He insists that if our human potential is being held back, that can hold us back in our professional careers.
"The way I view it is, whether you are at home or at work, you are the same individual," he explains.
"There may be something at work that is frustrating us, or there may be something at home frustrating us.
"I only came into coaching as a result of my own situation. Coaching is really from the present to the future. It does not particularly delve into the past.
"I have had a couple of clients who have contacted me who appeared to be suffering from deeper addictions or issues. That is not what I do - that is more therapy.
"Coaching is really from today and about moving forward. (It's about), 'How can I take you from today and help you overcome what you feel is your challenge for a better tomorrow and future?'"
For William, coaching is like rewiring your brain.
"Coaching is like doing a factory reset on your brain," he says. "We spend all day as human beings nattering away inside our own heads.
"We spend all day taking on board everything around us and discussing it internally.
"Maybe men are not as great as women about all of this and discussing it audibly, but we are always chatting away inside our brains.

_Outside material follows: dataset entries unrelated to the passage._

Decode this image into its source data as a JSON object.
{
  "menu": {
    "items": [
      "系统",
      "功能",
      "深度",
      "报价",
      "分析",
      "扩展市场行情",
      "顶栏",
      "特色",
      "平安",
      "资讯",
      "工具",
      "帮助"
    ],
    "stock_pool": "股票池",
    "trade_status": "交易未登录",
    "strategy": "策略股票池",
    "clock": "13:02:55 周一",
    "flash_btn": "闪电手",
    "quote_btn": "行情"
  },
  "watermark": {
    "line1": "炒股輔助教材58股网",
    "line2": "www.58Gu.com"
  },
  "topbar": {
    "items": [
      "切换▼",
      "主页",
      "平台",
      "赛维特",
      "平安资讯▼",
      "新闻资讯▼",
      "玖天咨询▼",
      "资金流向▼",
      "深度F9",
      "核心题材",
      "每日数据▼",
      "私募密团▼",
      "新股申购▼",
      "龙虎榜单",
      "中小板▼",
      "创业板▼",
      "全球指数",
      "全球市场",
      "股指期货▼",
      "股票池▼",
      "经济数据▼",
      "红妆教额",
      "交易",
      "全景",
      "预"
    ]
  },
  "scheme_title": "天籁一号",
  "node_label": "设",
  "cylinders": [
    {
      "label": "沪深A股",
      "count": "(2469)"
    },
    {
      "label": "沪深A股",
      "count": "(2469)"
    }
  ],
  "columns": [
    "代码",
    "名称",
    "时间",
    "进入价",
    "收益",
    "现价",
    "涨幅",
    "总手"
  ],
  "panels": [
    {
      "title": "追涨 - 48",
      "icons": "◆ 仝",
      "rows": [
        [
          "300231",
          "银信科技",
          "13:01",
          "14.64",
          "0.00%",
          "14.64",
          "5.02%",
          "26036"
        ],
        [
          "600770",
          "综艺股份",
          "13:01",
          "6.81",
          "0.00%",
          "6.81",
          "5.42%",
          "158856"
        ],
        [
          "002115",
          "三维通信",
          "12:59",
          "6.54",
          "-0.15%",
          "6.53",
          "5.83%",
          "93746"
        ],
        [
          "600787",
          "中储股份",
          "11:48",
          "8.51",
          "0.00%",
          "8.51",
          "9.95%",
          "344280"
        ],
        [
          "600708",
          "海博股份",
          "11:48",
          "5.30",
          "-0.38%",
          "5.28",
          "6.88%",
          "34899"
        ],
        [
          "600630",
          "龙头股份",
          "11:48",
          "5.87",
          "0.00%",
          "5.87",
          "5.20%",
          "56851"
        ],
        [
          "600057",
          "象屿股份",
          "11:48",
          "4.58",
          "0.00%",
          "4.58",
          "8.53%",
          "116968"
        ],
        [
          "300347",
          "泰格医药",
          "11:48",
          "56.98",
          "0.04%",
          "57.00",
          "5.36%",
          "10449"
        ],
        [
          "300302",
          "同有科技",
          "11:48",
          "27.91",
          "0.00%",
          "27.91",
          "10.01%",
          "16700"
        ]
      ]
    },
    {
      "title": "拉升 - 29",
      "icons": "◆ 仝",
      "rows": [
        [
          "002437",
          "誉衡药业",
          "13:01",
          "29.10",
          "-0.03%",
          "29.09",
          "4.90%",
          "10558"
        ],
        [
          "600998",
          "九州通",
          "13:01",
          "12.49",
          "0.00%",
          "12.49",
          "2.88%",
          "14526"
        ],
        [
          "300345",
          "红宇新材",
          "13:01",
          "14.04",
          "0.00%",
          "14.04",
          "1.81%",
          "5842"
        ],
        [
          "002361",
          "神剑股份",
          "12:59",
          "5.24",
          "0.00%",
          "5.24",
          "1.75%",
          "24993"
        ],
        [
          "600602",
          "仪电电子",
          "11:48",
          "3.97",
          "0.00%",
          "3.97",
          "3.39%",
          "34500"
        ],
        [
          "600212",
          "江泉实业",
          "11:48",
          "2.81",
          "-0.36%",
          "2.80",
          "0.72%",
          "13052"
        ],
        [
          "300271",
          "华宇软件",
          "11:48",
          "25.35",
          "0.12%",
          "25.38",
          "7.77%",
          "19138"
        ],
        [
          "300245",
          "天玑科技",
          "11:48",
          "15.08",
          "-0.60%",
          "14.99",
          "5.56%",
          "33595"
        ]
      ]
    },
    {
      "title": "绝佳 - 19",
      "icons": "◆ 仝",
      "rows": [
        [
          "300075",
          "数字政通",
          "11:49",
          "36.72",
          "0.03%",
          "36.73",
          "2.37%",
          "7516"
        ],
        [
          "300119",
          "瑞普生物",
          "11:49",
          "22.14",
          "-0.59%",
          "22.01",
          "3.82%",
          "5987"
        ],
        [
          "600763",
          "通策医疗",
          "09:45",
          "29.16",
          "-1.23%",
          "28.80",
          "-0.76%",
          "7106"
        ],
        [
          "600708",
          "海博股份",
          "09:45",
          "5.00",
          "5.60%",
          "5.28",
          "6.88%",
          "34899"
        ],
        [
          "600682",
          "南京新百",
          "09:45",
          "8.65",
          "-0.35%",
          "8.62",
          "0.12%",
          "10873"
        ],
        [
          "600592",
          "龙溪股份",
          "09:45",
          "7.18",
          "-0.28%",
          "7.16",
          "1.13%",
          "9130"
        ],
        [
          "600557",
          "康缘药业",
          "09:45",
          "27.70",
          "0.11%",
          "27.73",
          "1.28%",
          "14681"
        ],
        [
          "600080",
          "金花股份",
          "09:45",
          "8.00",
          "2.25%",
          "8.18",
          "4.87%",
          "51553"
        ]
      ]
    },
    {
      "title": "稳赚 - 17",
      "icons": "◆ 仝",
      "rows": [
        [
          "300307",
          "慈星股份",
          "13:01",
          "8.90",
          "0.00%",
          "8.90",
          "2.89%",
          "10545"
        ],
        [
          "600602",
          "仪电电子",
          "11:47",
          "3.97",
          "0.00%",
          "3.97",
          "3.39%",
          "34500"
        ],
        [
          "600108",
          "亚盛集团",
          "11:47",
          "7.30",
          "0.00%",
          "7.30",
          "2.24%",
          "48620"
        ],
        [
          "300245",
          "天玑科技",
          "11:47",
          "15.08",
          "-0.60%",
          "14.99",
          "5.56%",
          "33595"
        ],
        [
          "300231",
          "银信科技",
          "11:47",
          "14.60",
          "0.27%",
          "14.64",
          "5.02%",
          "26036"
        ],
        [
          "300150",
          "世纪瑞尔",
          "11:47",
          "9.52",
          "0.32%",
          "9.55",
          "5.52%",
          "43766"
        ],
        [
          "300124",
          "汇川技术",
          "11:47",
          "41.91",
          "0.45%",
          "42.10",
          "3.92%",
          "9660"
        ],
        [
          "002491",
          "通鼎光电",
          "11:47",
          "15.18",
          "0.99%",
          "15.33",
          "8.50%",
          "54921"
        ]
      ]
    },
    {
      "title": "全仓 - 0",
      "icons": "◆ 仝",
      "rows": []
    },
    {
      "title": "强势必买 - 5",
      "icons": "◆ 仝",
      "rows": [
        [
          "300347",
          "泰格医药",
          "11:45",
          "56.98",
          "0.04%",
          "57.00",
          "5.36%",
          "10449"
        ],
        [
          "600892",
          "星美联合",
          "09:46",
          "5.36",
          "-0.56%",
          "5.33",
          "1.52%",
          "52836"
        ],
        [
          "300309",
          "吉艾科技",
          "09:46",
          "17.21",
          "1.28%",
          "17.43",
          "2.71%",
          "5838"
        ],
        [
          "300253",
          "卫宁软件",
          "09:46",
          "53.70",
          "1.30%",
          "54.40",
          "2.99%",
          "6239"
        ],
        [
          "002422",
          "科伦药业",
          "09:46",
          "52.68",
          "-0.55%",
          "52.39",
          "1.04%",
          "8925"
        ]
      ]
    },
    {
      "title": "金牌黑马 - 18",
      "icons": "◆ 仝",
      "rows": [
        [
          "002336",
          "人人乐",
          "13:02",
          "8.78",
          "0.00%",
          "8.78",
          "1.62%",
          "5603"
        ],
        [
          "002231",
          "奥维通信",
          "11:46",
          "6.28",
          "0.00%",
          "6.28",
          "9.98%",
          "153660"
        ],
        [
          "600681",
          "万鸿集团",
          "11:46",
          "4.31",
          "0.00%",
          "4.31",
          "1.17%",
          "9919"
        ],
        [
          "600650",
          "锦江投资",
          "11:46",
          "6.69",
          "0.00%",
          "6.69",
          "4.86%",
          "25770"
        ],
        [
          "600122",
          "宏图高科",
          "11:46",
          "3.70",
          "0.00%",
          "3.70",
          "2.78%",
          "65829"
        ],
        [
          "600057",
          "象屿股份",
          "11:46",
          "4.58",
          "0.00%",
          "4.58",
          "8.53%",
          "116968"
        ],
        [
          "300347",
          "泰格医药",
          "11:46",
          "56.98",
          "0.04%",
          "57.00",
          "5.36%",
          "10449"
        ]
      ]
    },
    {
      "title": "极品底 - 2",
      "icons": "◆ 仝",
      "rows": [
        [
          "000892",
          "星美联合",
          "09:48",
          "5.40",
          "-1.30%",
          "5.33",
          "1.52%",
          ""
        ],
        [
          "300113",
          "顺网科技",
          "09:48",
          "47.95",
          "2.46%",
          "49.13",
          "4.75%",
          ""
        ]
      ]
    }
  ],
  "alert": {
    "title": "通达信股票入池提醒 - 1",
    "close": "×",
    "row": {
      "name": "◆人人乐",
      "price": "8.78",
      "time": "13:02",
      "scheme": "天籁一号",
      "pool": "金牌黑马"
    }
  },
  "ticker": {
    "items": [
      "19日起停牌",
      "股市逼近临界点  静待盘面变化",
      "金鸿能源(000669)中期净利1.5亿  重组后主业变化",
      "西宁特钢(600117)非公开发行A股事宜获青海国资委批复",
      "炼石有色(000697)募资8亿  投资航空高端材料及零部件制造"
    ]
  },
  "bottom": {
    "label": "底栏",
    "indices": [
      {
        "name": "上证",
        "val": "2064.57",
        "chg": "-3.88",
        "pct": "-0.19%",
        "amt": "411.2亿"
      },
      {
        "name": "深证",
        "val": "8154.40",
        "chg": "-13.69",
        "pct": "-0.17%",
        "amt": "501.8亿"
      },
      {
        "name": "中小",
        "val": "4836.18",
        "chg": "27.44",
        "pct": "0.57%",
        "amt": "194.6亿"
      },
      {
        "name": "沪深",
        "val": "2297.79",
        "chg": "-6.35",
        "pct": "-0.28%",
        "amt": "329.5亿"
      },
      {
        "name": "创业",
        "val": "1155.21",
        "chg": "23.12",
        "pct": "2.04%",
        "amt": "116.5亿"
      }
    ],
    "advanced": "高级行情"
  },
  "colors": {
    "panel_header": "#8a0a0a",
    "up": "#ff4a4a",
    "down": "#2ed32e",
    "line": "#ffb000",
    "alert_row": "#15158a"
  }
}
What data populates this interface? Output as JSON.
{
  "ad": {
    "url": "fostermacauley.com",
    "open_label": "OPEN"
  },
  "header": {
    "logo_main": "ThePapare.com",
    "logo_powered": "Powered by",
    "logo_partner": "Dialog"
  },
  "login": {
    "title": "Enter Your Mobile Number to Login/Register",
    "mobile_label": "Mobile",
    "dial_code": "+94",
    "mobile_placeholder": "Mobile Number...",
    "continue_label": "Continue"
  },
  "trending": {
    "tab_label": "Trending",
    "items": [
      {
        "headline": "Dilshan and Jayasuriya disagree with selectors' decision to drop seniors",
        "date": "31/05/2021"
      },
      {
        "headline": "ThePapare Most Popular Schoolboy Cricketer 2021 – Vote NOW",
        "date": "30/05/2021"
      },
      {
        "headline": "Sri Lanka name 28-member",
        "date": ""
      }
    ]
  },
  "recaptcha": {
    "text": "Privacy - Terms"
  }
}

"When this happened to me, my brain felt like it was going to explode.
"I couldn't put my thoughts in any sort of orderly form, so coaching was like taking a deep breath and taking yourself back to the basics of what you are.
"It was about understanding what my core values were because they are a very predominant part of all of this.
"It was about asking myself if I was aligned with my core values because if you're not, you are always going to be slightly out of sync."
William says that he believes his dark times had to happen to allow him to get where he is today - helping others navigate the challenging path he once found himself on.
"Out of every adversity, if you take it in the right way, you can decide what way things are going to go in your life and how you are going to react," he says.
"I was never going to give up. I was never going to be beaten by it, but I wasn't quite sure what way was out.
"Maybe life or maybe fate sent coaching across my path, I don't know.
"But what I do know is that by reaching out and always trying to find a way forward, by talking to people about a way forward, by understanding my way forward, I came across it and I registered it.
"Coaching is so logical. It makes so much sense and clears all the fog out of your mind.
"It makes things so much clearer and you are very honest with yourself.
"You can admit to yourself, 'This is who I am, this is my core value and I need to live in line with what my values are."
William says he can talk the talk because he has "walked the walk".
He says he understands business, how challenging it is and how rewarding it can be.
He insists that it is not always about how high you reach, but how high you bounce back up after a fall.
He has this advice for others: "I really would advise others to take coaching.
"I speak from experience. Otherwise, how will you ever really know why you feel what you feel? You have to drill down into yourself a bit.
"As a coach, I provoke. I ask the questions, but the client finds the answer. I guide them in this process. I take them to their moment of 'oh, I see it'. That is the key to coaching.
"I think that people who take coaching have to understand that if they don't put the effort in, they will get nothing from it.
"They have to be accountable for what they do. There is no magic button.
"It takes work, it takes time and it takes effort, but then everything in life worth having takes effort.
Nothing in life is free. If you put the effort in, you'll come out the other side a much more content, happy, more fulfilled person."
For more information, visit www.innermecoaching.com